---- LISTED RECORDS

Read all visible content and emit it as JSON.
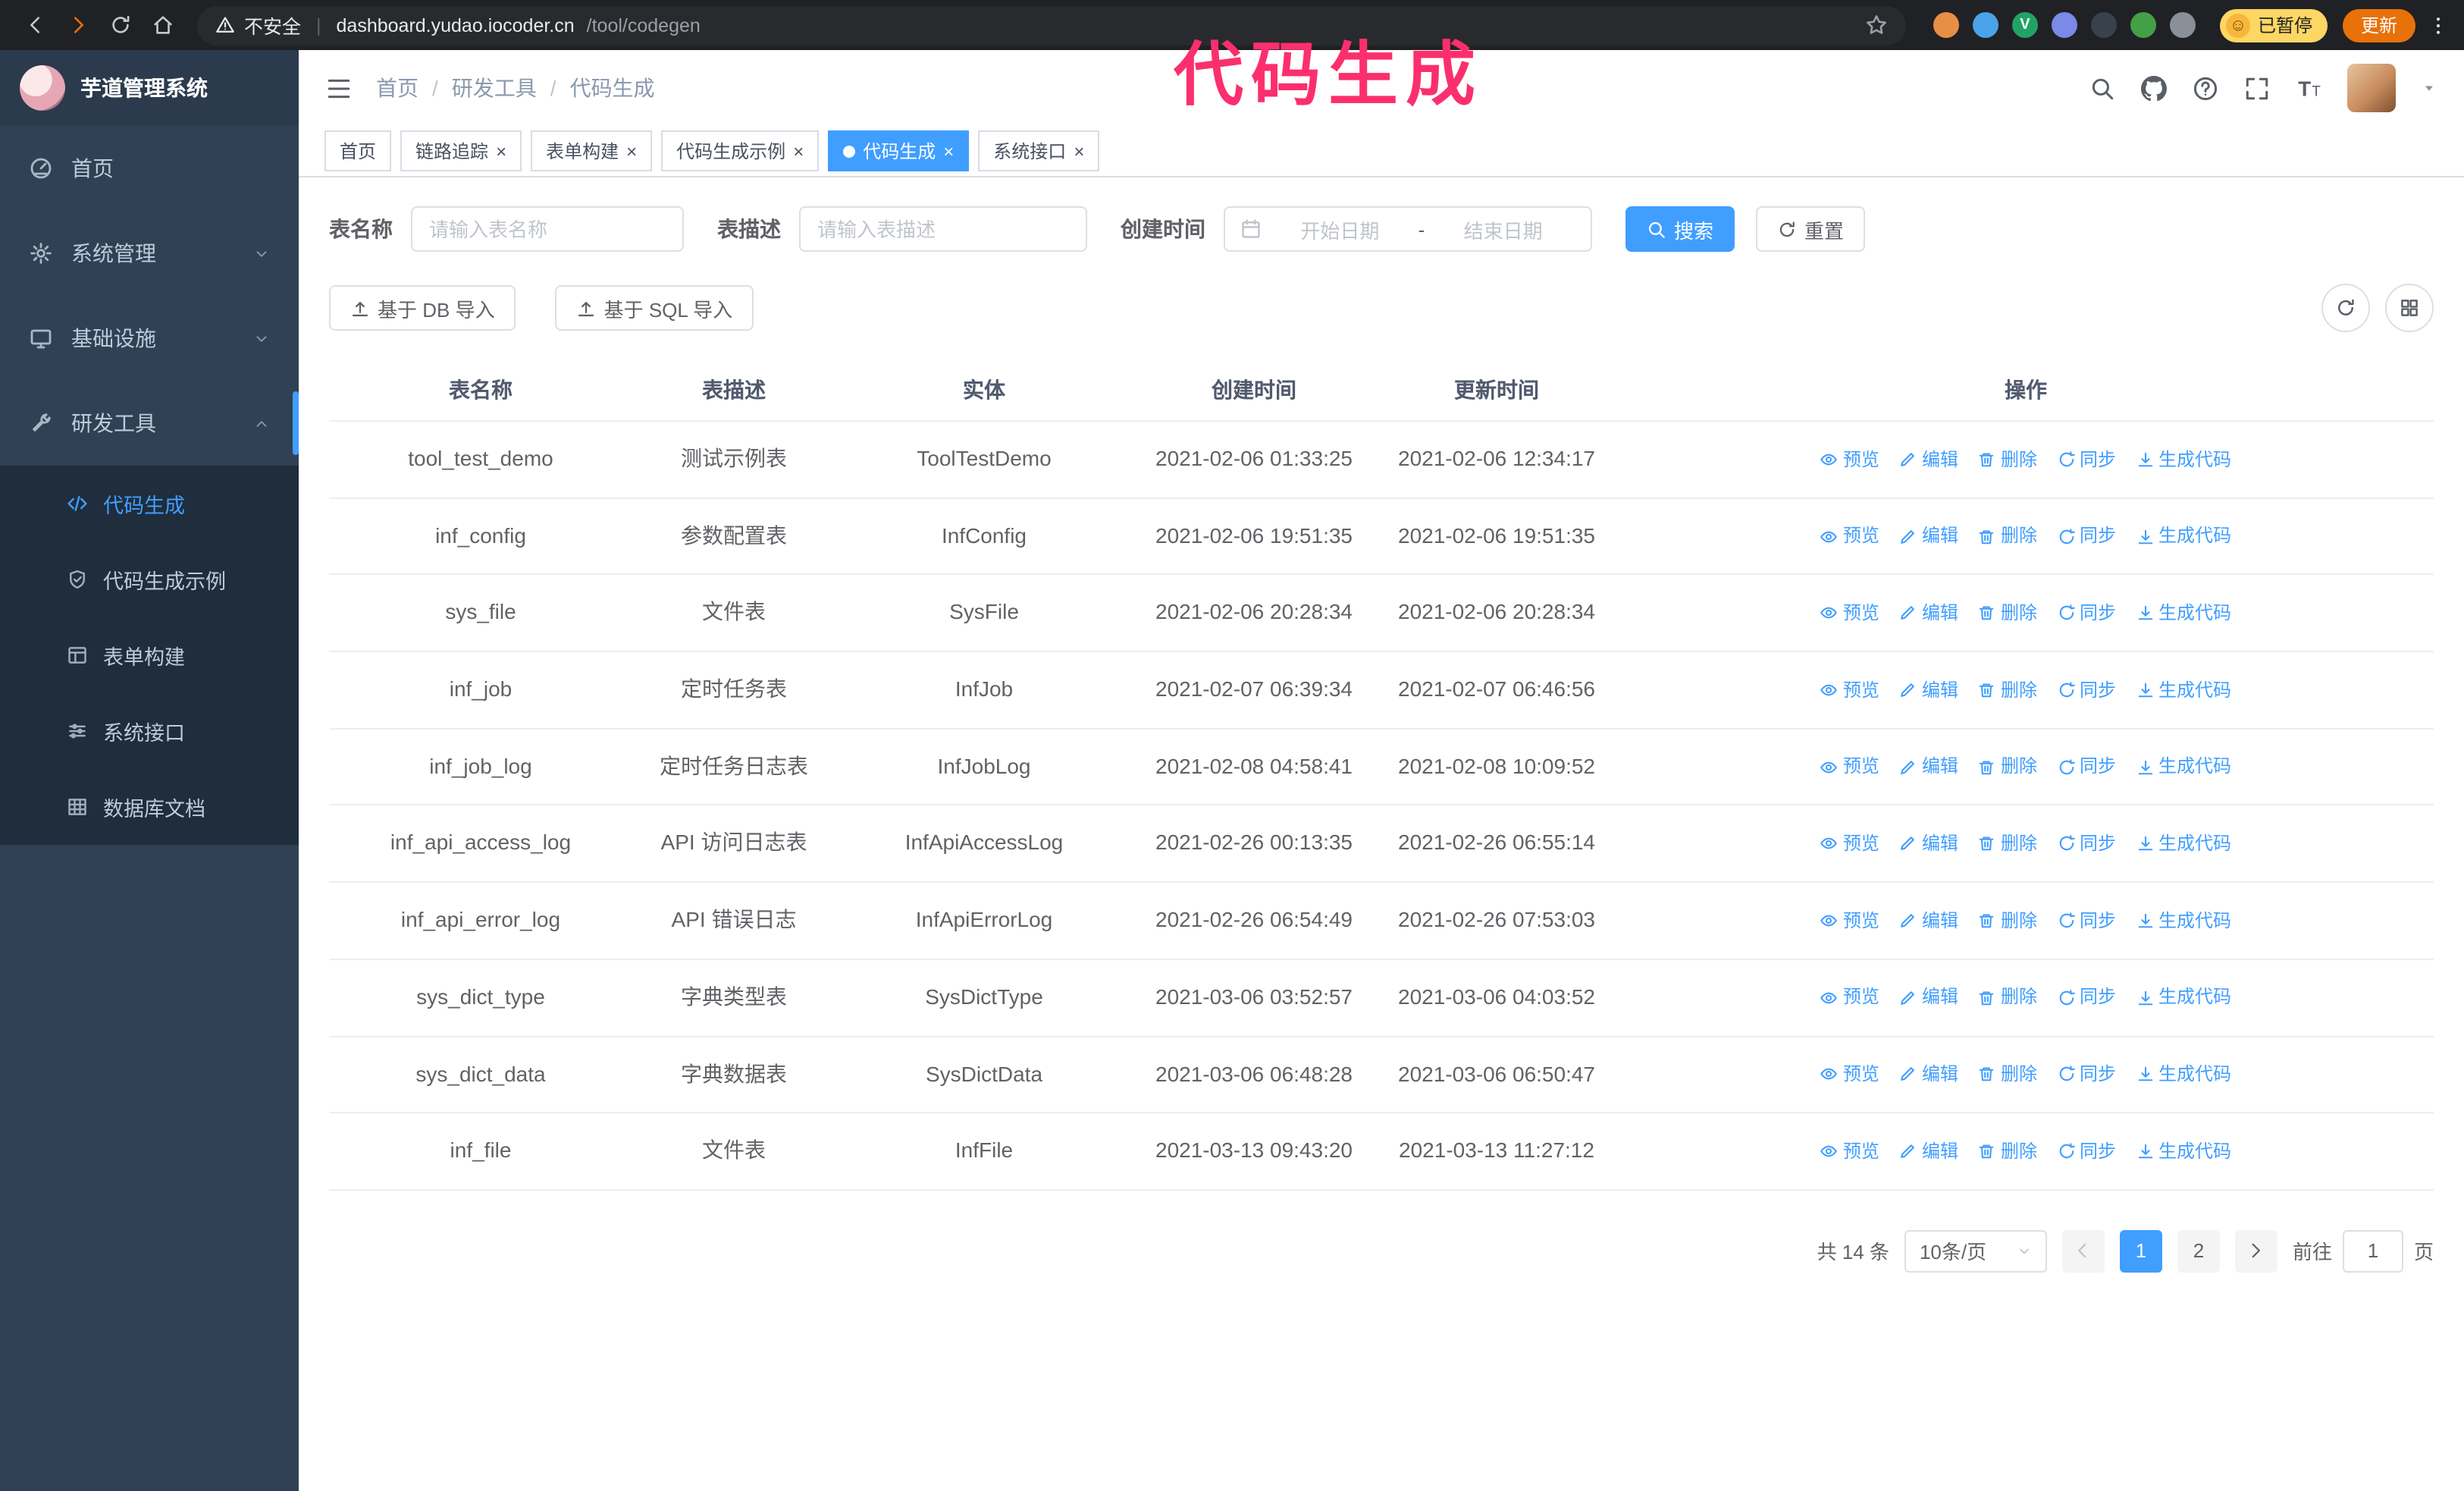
{
  "annotation": {
    "text": "代码生成",
    "color": "#fb2f6e"
  },
  "browser": {
    "nav_icons": [
      {
        "icon": "back"
      },
      {
        "icon": "forward",
        "accent": true
      },
      {
        "icon": "reload"
      },
      {
        "icon": "home"
      }
    ],
    "insecure_label": "不安全",
    "url_host": "dashboard.yudao.iocoder.cn",
    "url_path": "/tool/codegen",
    "extensions": [
      {
        "color": "#e98e45"
      },
      {
        "color": "#4aa3e8"
      },
      {
        "color": "#21a366",
        "letter": "V"
      },
      {
        "color": "#7b89e8"
      },
      {
        "color": "#39424a"
      },
      {
        "color": "#43a047"
      },
      {
        "color": "#8a9097"
      }
    ],
    "paused_badge": "已暂停",
    "update_button": "更新"
  },
  "sidebar": {
    "logo_title": "芋道管理系统",
    "items": [
      {
        "label": "首页",
        "icon": "dashboard"
      },
      {
        "label": "系统管理",
        "icon": "gear",
        "chevron": "chev-down"
      },
      {
        "label": "基础设施",
        "icon": "monitor",
        "chevron": "chev-down"
      },
      {
        "label": "研发工具",
        "icon": "tools",
        "chevron": "chev-up",
        "active_parent": true
      }
    ],
    "subitems": [
      {
        "label": "代码生成",
        "icon": "code",
        "active": true
      },
      {
        "label": "代码生成示例",
        "icon": "shield"
      },
      {
        "label": "表单构建",
        "icon": "form"
      },
      {
        "label": "系统接口",
        "icon": "sliders"
      },
      {
        "label": "数据库文档",
        "icon": "grid-table"
      }
    ]
  },
  "header": {
    "breadcrumb": [
      {
        "label": "首页",
        "sep": true
      },
      {
        "label": "研发工具",
        "sep": true
      },
      {
        "label": "代码生成"
      }
    ],
    "tools": [
      {
        "icon": "magnifier"
      },
      {
        "icon": "github"
      },
      {
        "icon": "question"
      },
      {
        "icon": "fullscreen"
      },
      {
        "icon": "fontsize"
      }
    ]
  },
  "tabs": [
    {
      "label": "首页"
    },
    {
      "label": "链路追踪",
      "closable": true
    },
    {
      "label": "表单构建",
      "closable": true
    },
    {
      "label": "代码生成示例",
      "closable": true
    },
    {
      "label": "代码生成",
      "closable": true,
      "active": true
    },
    {
      "label": "系统接口",
      "closable": true
    }
  ],
  "filters": {
    "table_name_label": "表名称",
    "table_name_placeholder": "请输入表名称",
    "table_desc_label": "表描述",
    "table_desc_placeholder": "请输入表描述",
    "create_time_label": "创建时间",
    "start_date_placeholder": "开始日期",
    "range_separator": "-",
    "end_date_placeholder": "结束日期",
    "search_label": "搜索",
    "reset_label": "重置"
  },
  "toolbar": {
    "import_db_label": "基于 DB 导入",
    "import_sql_label": "基于 SQL 导入",
    "icon_buttons": [
      {
        "icon": "refresh"
      },
      {
        "icon": "grid"
      }
    ]
  },
  "table": {
    "columns": [
      "表名称",
      "表描述",
      "实体",
      "创建时间",
      "更新时间",
      "操作"
    ],
    "actions": [
      {
        "label": "预览",
        "icon": "eye"
      },
      {
        "label": "编辑",
        "icon": "edit"
      },
      {
        "label": "删除",
        "icon": "delete"
      },
      {
        "label": "同步",
        "icon": "sync"
      },
      {
        "label": "生成代码",
        "icon": "download"
      }
    ],
    "rows": [
      {
        "name": "tool_test_demo",
        "desc": "测试示例表",
        "entity": "ToolTestDemo",
        "created": "2021-02-06 01:33:25",
        "updated": "2021-02-06 12:34:17"
      },
      {
        "name": "inf_config",
        "desc": "参数配置表",
        "entity": "InfConfig",
        "created": "2021-02-06 19:51:35",
        "updated": "2021-02-06 19:51:35"
      },
      {
        "name": "sys_file",
        "desc": "文件表",
        "entity": "SysFile",
        "created": "2021-02-06 20:28:34",
        "updated": "2021-02-06 20:28:34"
      },
      {
        "name": "inf_job",
        "desc": "定时任务表",
        "entity": "InfJob",
        "created": "2021-02-07 06:39:34",
        "updated": "2021-02-07 06:46:56"
      },
      {
        "name": "inf_job_log",
        "desc": "定时任务日志表",
        "entity": "InfJobLog",
        "created": "2021-02-08 04:58:41",
        "updated": "2021-02-08 10:09:52"
      },
      {
        "name": "inf_api_access_log",
        "desc": "API 访问日志表",
        "entity": "InfApiAccessLog",
        "created": "2021-02-26 00:13:35",
        "updated": "2021-02-26 06:55:14"
      },
      {
        "name": "inf_api_error_log",
        "desc": "API 错误日志",
        "entity": "InfApiErrorLog",
        "created": "2021-02-26 06:54:49",
        "updated": "2021-02-26 07:53:03"
      },
      {
        "name": "sys_dict_type",
        "desc": "字典类型表",
        "entity": "SysDictType",
        "created": "2021-03-06 03:52:57",
        "updated": "2021-03-06 04:03:52"
      },
      {
        "name": "sys_dict_data",
        "desc": "字典数据表",
        "entity": "SysDictData",
        "created": "2021-03-06 06:48:28",
        "updated": "2021-03-06 06:50:47"
      },
      {
        "name": "inf_file",
        "desc": "文件表",
        "entity": "InfFile",
        "created": "2021-03-13 09:43:20",
        "updated": "2021-03-13 11:27:12"
      }
    ]
  },
  "pagination": {
    "total_label": "共 14 条",
    "page_size_value": "10条/页",
    "pages": [
      {
        "label": "1",
        "active": true
      },
      {
        "label": "2"
      }
    ],
    "goto_label": "前往",
    "goto_value": "1",
    "page_unit": "页"
  }
}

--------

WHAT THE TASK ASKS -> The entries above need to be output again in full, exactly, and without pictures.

OUTPUT OF THE TASK ->
Read all visible content and emit it as JSON.
{
  "annotation": {
    "text": "代码生成",
    "color": "#fb2f6e"
  },
  "browser": {
    "nav_icons": [
      {
        "icon": "back"
      },
      {
        "icon": "forward",
        "accent": true
      },
      {
        "icon": "reload"
      },
      {
        "icon": "home"
      }
    ],
    "insecure_label": "不安全",
    "url_host": "dashboard.yudao.iocoder.cn",
    "url_path": "/tool/codegen",
    "extensions": [
      {
        "color": "#e98e45"
      },
      {
        "color": "#4aa3e8"
      },
      {
        "color": "#21a366",
        "letter": "V"
      },
      {
        "color": "#7b89e8"
      },
      {
        "color": "#39424a"
      },
      {
        "color": "#43a047"
      },
      {
        "color": "#8a9097"
      }
    ],
    "paused_badge": "已暂停",
    "update_button": "更新"
  },
  "sidebar": {
    "logo_title": "芋道管理系统",
    "items": [
      {
        "label": "首页",
        "icon": "dashboard"
      },
      {
        "label": "系统管理",
        "icon": "gear",
        "chevron": "chev-down"
      },
      {
        "label": "基础设施",
        "icon": "monitor",
        "chevron": "chev-down"
      },
      {
        "label": "研发工具",
        "icon": "tools",
        "chevron": "chev-up",
        "active_parent": true
      }
    ],
    "subitems": [
      {
        "label": "代码生成",
        "icon": "code",
        "active": true
      },
      {
        "label": "代码生成示例",
        "icon": "shield"
      },
      {
        "label": "表单构建",
        "icon": "form"
      },
      {
        "label": "系统接口",
        "icon": "sliders"
      },
      {
        "label": "数据库文档",
        "icon": "grid-table"
      }
    ]
  },
  "header": {
    "breadcrumb": [
      {
        "label": "首页",
        "sep": true
      },
      {
        "label": "研发工具",
        "sep": true
      },
      {
        "label": "代码生成"
      }
    ],
    "tools": [
      {
        "icon": "magnifier"
      },
      {
        "icon": "github"
      },
      {
        "icon": "question"
      },
      {
        "icon": "fullscreen"
      },
      {
        "icon": "fontsize"
      }
    ]
  },
  "tabs": [
    {
      "label": "首页"
    },
    {
      "label": "链路追踪",
      "closable": true
    },
    {
      "label": "表单构建",
      "closable": true
    },
    {
      "label": "代码生成示例",
      "closable": true
    },
    {
      "label": "代码生成",
      "closable": true,
      "active": true
    },
    {
      "label": "系统接口",
      "closable": true
    }
  ],
  "filters": {
    "table_name_label": "表名称",
    "table_name_placeholder": "请输入表名称",
    "table_desc_label": "表描述",
    "table_desc_placeholder": "请输入表描述",
    "create_time_label": "创建时间",
    "start_date_placeholder": "开始日期",
    "range_separator": "-",
    "end_date_placeholder": "结束日期",
    "search_label": "搜索",
    "reset_label": "重置"
  },
  "toolbar": {
    "import_db_label": "基于 DB 导入",
    "import_sql_label": "基于 SQL 导入",
    "icon_buttons": [
      {
        "icon": "refresh"
      },
      {
        "icon": "grid"
      }
    ]
  },
  "table": {
    "columns": [
      "表名称",
      "表描述",
      "实体",
      "创建时间",
      "更新时间",
      "操作"
    ],
    "actions": [
      {
        "label": "预览",
        "icon": "eye"
      },
      {
        "label": "编辑",
        "icon": "edit"
      },
      {
        "label": "删除",
        "icon": "delete"
      },
      {
        "label": "同步",
        "icon": "sync"
      },
      {
        "label": "生成代码",
        "icon": "download"
      }
    ],
    "rows": [
      {
        "name": "tool_test_demo",
        "desc": "测试示例表",
        "entity": "ToolTestDemo",
        "created": "2021-02-06 01:33:25",
        "updated": "2021-02-06 12:34:17"
      },
      {
        "name": "inf_config",
        "desc": "参数配置表",
        "entity": "InfConfig",
        "created": "2021-02-06 19:51:35",
        "updated": "2021-02-06 19:51:35"
      },
      {
        "name": "sys_file",
        "desc": "文件表",
        "entity": "SysFile",
        "created": "2021-02-06 20:28:34",
        "updated": "2021-02-06 20:28:34"
      },
      {
        "name": "inf_job",
        "desc": "定时任务表",
        "entity": "InfJob",
        "created": "2021-02-07 06:39:34",
        "updated": "2021-02-07 06:46:56"
      },
      {
        "name": "inf_job_log",
        "desc": "定时任务日志表",
        "entity": "InfJobLog",
        "created": "2021-02-08 04:58:41",
        "updated": "2021-02-08 10:09:52"
      },
      {
        "name": "inf_api_access_log",
        "desc": "API 访问日志表",
        "entity": "InfApiAccessLog",
        "created": "2021-02-26 00:13:35",
        "updated": "2021-02-26 06:55:14"
      },
      {
        "name": "inf_api_error_log",
        "desc": "API 错误日志",
        "entity": "InfApiErrorLog",
        "created": "2021-02-26 06:54:49",
        "updated": "2021-02-26 07:53:03"
      },
      {
        "name": "sys_dict_type",
        "desc": "字典类型表",
        "entity": "SysDictType",
        "created": "2021-03-06 03:52:57",
        "updated": "2021-03-06 04:03:52"
      },
      {
        "name": "sys_dict_data",
        "desc": "字典数据表",
        "entity": "SysDictData",
        "created": "2021-03-06 06:48:28",
        "updated": "2021-03-06 06:50:47"
      },
      {
        "name": "inf_file",
        "desc": "文件表",
        "entity": "InfFile",
        "created": "2021-03-13 09:43:20",
        "updated": "2021-03-13 11:27:12"
      }
    ]
  },
  "pagination": {
    "total_label": "共 14 条",
    "page_size_value": "10条/页",
    "pages": [
      {
        "label": "1",
        "active": true
      },
      {
        "label": "2"
      }
    ],
    "goto_label": "前往",
    "goto_value": "1",
    "page_unit": "页"
  }
}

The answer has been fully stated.